A lien is a claim against land that acts as security for the payment of a debt owned by a landowner. The enforcement of lien can involve the selling of the property.
The Municipal Act, 2001 provides that unpaid realty taxes create a lien. This is a special type of lien that takes priority over any other type of lien except the Crown’s and the Municipality does not need to register it, it is automatic.
The Act also allows the municipalities to add to the tax lien any amounts not paid for public utility which can include the following:
- Fuel, including natural gas;
- Energy, excluding electricity;
- Heating and cooling; and
If the taxes remain unpaid on January 1 in the third year following the year in which taxes became due, the Municipal Act, 2001 permit the municipality to sell the property under a tax sale.
A construction lien is a lien against land that may be claimed by a person who provides labour, services, or materials to a construction project. Every subcontractor has lien rights no matter how far removed they are from the owner in a contract.
The lien attaches to the land and is for a value of the work completed or materials supplied.
The lien must be preserved or registered against the property within 45 days of completion of the work or delivery of the materials.

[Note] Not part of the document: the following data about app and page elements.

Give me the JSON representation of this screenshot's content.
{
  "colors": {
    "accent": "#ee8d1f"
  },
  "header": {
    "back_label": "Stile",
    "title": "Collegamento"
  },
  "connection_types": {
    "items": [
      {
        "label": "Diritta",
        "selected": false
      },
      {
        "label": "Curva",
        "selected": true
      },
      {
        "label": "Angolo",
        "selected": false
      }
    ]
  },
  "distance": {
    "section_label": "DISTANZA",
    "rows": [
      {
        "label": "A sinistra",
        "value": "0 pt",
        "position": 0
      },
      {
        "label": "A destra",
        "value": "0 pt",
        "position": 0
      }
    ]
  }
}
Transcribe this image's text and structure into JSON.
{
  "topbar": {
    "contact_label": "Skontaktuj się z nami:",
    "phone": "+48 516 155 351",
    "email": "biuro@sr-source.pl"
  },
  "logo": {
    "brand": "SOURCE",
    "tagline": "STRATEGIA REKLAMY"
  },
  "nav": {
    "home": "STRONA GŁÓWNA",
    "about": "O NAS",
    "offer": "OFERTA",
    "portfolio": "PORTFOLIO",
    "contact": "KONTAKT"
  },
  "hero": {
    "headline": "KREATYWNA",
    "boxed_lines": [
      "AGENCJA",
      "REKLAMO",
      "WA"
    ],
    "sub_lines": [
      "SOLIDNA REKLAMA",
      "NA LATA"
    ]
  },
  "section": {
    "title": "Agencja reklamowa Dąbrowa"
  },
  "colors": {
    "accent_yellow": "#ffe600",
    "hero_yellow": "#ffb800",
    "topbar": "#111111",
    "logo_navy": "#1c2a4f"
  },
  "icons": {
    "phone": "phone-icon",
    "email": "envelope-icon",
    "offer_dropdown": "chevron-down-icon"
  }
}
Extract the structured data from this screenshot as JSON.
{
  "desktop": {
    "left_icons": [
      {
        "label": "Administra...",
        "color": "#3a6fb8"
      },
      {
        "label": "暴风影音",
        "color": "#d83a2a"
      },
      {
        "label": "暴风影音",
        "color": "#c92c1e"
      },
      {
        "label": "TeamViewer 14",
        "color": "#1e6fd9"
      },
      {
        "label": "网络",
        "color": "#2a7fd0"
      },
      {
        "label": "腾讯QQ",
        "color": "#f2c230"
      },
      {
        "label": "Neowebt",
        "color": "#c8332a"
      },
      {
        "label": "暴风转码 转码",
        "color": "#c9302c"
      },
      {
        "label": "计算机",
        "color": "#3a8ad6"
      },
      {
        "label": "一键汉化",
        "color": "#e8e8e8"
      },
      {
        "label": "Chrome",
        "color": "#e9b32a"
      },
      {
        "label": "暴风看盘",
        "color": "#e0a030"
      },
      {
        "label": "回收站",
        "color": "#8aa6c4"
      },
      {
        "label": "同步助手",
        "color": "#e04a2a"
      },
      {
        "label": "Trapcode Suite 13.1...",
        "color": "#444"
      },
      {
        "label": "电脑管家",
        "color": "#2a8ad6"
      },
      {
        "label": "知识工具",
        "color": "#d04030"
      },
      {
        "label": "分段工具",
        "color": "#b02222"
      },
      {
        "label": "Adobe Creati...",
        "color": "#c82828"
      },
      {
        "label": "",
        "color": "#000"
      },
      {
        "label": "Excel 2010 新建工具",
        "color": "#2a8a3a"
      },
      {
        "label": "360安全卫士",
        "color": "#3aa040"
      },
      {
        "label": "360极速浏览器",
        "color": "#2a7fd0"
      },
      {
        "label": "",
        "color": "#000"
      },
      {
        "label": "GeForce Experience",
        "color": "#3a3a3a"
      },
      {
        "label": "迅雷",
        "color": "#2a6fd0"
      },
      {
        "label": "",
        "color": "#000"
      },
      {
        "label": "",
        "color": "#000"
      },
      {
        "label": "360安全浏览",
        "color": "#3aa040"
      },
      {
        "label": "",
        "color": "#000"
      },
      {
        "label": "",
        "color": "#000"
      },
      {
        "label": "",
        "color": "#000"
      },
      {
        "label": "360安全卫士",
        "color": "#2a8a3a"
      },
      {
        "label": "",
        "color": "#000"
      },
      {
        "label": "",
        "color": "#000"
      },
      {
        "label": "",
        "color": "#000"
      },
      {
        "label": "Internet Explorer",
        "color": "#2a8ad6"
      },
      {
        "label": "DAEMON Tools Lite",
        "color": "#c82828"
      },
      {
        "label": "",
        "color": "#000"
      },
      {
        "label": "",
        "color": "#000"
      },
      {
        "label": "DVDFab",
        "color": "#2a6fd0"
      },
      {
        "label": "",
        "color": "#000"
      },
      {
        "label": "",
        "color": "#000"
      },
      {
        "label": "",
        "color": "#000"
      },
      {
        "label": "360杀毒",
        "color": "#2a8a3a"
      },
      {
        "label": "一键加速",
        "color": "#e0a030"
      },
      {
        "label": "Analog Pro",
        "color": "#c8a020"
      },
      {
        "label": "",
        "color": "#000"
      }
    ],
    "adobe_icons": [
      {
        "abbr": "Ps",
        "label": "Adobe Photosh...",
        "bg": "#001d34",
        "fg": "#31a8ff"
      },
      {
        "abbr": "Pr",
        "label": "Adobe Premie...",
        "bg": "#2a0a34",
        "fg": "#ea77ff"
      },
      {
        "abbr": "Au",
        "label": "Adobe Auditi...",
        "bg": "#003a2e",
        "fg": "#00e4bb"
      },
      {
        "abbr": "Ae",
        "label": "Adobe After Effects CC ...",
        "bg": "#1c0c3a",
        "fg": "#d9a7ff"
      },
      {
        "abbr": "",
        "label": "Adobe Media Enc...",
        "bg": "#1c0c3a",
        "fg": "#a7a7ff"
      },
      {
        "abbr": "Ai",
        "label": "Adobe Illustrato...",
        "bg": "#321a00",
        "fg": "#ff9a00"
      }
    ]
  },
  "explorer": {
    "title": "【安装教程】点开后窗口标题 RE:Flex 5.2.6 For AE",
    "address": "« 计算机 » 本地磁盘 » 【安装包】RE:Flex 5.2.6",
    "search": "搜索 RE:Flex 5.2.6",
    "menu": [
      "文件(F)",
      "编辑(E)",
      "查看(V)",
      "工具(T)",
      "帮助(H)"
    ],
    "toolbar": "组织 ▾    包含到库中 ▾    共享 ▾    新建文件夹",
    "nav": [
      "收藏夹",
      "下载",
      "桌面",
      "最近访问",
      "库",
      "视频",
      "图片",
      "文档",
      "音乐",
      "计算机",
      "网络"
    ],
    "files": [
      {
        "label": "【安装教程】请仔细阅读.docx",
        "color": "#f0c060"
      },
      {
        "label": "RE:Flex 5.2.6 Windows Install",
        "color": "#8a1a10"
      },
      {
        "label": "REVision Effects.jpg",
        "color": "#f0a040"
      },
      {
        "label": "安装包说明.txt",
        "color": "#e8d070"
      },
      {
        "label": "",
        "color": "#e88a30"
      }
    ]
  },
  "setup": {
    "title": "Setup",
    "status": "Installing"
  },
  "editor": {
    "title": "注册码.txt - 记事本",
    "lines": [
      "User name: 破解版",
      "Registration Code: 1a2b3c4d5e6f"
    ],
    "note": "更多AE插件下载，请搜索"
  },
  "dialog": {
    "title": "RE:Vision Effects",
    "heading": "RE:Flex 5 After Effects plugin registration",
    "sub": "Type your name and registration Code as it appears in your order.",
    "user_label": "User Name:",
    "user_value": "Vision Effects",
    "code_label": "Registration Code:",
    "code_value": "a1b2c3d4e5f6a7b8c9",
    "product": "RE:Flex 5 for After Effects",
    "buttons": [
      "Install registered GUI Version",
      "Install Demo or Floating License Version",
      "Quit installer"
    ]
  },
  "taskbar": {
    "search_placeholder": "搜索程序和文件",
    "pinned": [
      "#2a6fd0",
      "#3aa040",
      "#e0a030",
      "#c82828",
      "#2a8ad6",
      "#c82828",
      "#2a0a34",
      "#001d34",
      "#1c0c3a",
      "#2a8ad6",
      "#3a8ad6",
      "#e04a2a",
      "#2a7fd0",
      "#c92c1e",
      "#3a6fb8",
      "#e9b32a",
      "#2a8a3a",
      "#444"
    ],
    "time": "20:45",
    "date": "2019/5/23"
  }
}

A lien must further be preserved by way of issuing a statement of claim in the court office within 45 days of the last day on which the lien could have been preserved. In other words 90 days after the work has been completed.